The other effect of the competition law is to discourage unhealthy practices in the business. It also eradicates the inefficient, incompetent and slow businesses, which do not respond to the changes of present day requirement. The American economy depends on capital and free enterprises.
Since E-Commerce became a reality, it has been a growing concern that consumers might become unwitting victims of such virtual marketing that operated only online and they cannot even be traced if they do not honor their obligations. In order to provide consumers with more comfort when they buy goods or services online and to ensure their rights are protected, EU has introduced a set of rule and regulations (Sparrow 2009, p.

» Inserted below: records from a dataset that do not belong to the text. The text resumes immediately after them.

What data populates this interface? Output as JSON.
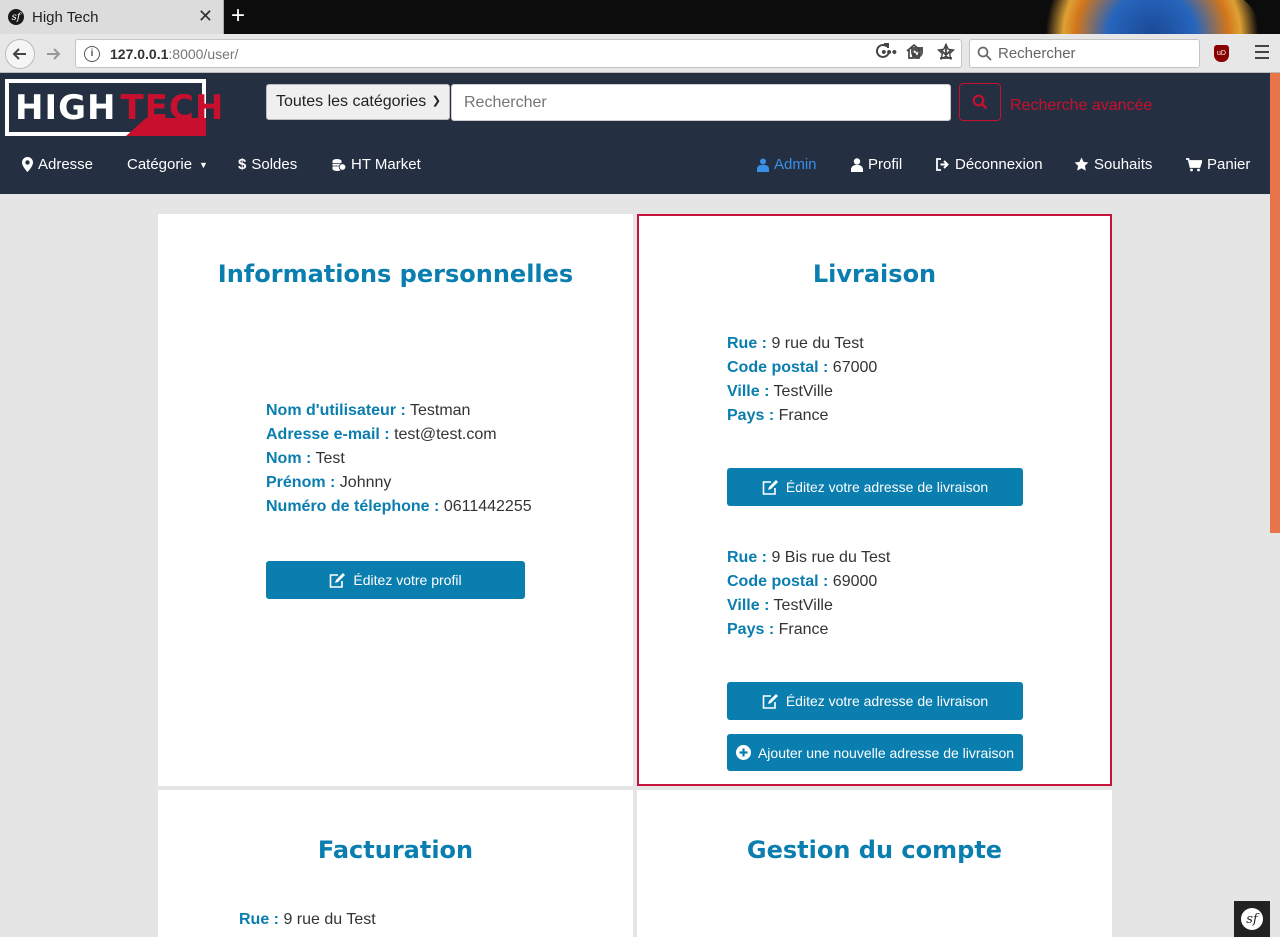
{
  "browser": {
    "tab_title": "High Tech",
    "url_host": "127.0.0.1",
    "url_rest": ":8000/user/",
    "search_placeholder": "Rechercher",
    "ublock_label": "uD"
  },
  "header": {
    "logo_high": "HIGH",
    "logo_tech": "TECH",
    "category_select": "Toutes les catégories",
    "search_placeholder": "Rechercher",
    "advanced_search": "Recherche avancée"
  },
  "nav": {
    "left": [
      {
        "label": "Adresse",
        "icon": "map-marker-icon"
      },
      {
        "label": "Catégorie",
        "icon": "caret-down-icon"
      },
      {
        "label": "Soldes",
        "icon": "dollar-icon"
      },
      {
        "label": "HT Market",
        "icon": "coins-icon"
      }
    ],
    "right": [
      {
        "label": "Admin",
        "icon": "users-icon"
      },
      {
        "label": "Profil",
        "icon": "user-icon"
      },
      {
        "label": "Déconnexion",
        "icon": "sign-out-icon"
      },
      {
        "label": "Souhaits",
        "icon": "star-icon"
      },
      {
        "label": "Panier",
        "icon": "cart-icon"
      }
    ]
  },
  "colors": {
    "accent": "#0a7eaf",
    "brand_red": "#c8102e",
    "header_bg": "#243041",
    "admin_active": "#3a8fe8"
  },
  "personal": {
    "title": "Informations personnelles",
    "fields": [
      {
        "label": "Nom d'utilisateur :",
        "value": "Testman"
      },
      {
        "label": "Adresse e-mail :",
        "value": "test@test.com"
      },
      {
        "label": "Nom :",
        "value": "Test"
      },
      {
        "label": "Prénom :",
        "value": "Johnny"
      },
      {
        "label": "Numéro de télephone :",
        "value": "0611442255"
      }
    ],
    "edit_button": "Éditez votre profil"
  },
  "delivery": {
    "title": "Livraison",
    "addresses": [
      {
        "fields": [
          {
            "label": "Rue :",
            "value": "9 rue du Test"
          },
          {
            "label": "Code postal :",
            "value": "67000"
          },
          {
            "label": "Ville :",
            "value": "TestVille"
          },
          {
            "label": "Pays :",
            "value": "France"
          }
        ]
      },
      {
        "fields": [
          {
            "label": "Rue :",
            "value": "9 Bis rue du Test"
          },
          {
            "label": "Code postal :",
            "value": "69000"
          },
          {
            "label": "Ville :",
            "value": "TestVille"
          },
          {
            "label": "Pays :",
            "value": "France"
          }
        ]
      }
    ],
    "edit_button": "Éditez votre adresse de livraison",
    "add_button": "Ajouter une nouvelle adresse de livraison"
  },
  "billing": {
    "title": "Facturation",
    "fields": [
      {
        "label": "Rue :",
        "value": "9 rue du Test"
      }
    ]
  },
  "account": {
    "title": "Gestion du compte"
  }
}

The guiding paradigm for evolution of these laws has been the European Social Model. The interface of business and commerce between nations results in fears, real as well as imaginary on competition. These are amplified by monopolies created particularly by public service providers with long entrenched bureaucracies and practices which are difficult to shed in a short period since the formation of the Union.
The Electronic Commerce Directive, which was adopted in 2000, sets up an Internal Market framework for electronic commerce and its global users, and provides legal certainty for business and consumers alike. It establishes harmonized rules on issues such as the transparency and information requirements for online service providers, commercial communications, electronic marketing, electronic contracts and limitations of liability of intermediary service providers.
The main EU initiatives regulating ecommerce are the Distance Selling Directive (Directive 97/7/EC), Electronic Commerce Directive (Directive 00/31/EC) and the E-Money Directive (Directive 2000/46/EC) The Distance Selling Directive has been
As in the case of other advertisements, ordinary people are not much interested in watching or reading internet or email advertisements. So, advertisers often send unsolicited bulk emails (mainly marketing emails) to the public without taking their